Reflecting on my learning over the past twelve weeks, I asked myself what is the moral to this story? How will I move forward in my teaching practice to integrate technology in an effective manner that encompasses all that digital citizenship entails? Borrowing some familiar words from Aesop, here are a few of the lessons I have learned about Digital Citizenship:
1. Don’t judge a book by its cover.
The term ‘Digital Native’ does not equal ‘Digital Expert’. Growing up ‘wired’ and ‘connected’ does not mean today’s students will automatically become effective and ethical users of technology. I need to explicitly teach students how to appropriately use technology to create, share and analyze information.
The components of digital citizenship, must be an intentional part of my teaching practice.
2. Birds of a feather flock together.
Hollandsworth, Dowdy, & Donovan (2011) ask, “Who represents the village for our youth, as it relates to digital citizenship? Will it be parents, teachers, administrators, academics, technology professionals, media specialists, or students?” (p. 37). The answer is all of us. Teachers students, parents, the global community – we must work collaboratively, building relationships based on reciprocity, to develop all of our digital skills and literacies.
3. Look before you leap.
Student needs, teacher professional development, cost, privacy, equity of access, available infrastructure… there is much to consider before implementing the use of digital technology in the classroom.
There is also a great deal for our students to think about and understand, such as digital etiquette, copyright laws, safety, security and health. All of these areas require critical thinking skills. We must model critical thinking and teach our students to be thoughtful when using technology, taking into account the potential impact of actions and decisions on ourselves, each other, and the environment.
4. Slow and steady wins the race.
Perhaps most importantly, I have learned the importance of patience and perseverance. “Real and meaningful change, and real and substantial learning, require realistic and extended investments of time and resources.” (McGrath, Karabas, & Willis, 2011, p. 21). We must keep going, one step at a time, towards responsible, well-informed and active citizenship in the digital world.
What lessons will guide you in promoting digital citizenship?
Hollandsworth, R., Dowdy, L., & Donovan, J. (2011). Digital Citizenship in K-12: It Takes a Village. Techtrends: Linking Research And Practice To Improve Learning, 55(4), 37-47.

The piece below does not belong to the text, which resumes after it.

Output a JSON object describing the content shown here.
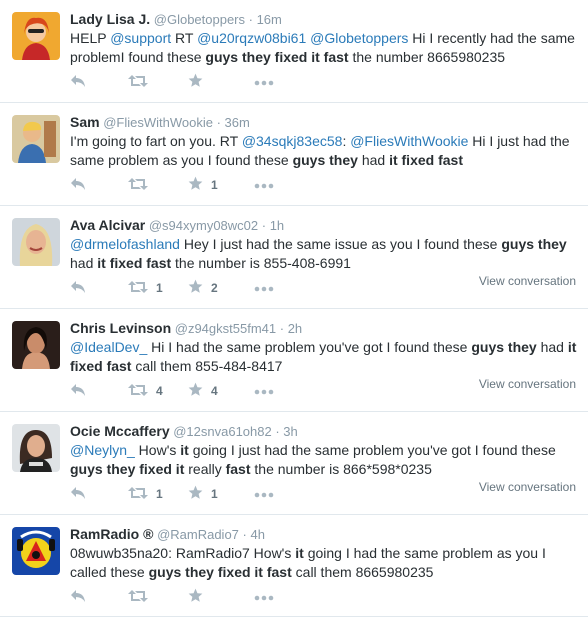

McGrath, J., Karabas, G., & Willis, J. (2011). From tpack concept to tpack practice: an analysis of the suitability and usefulness of the concept as a guide in the real world of teacher Development. International Journal Of Technology In Teaching & Learning, 7(1), 1-23.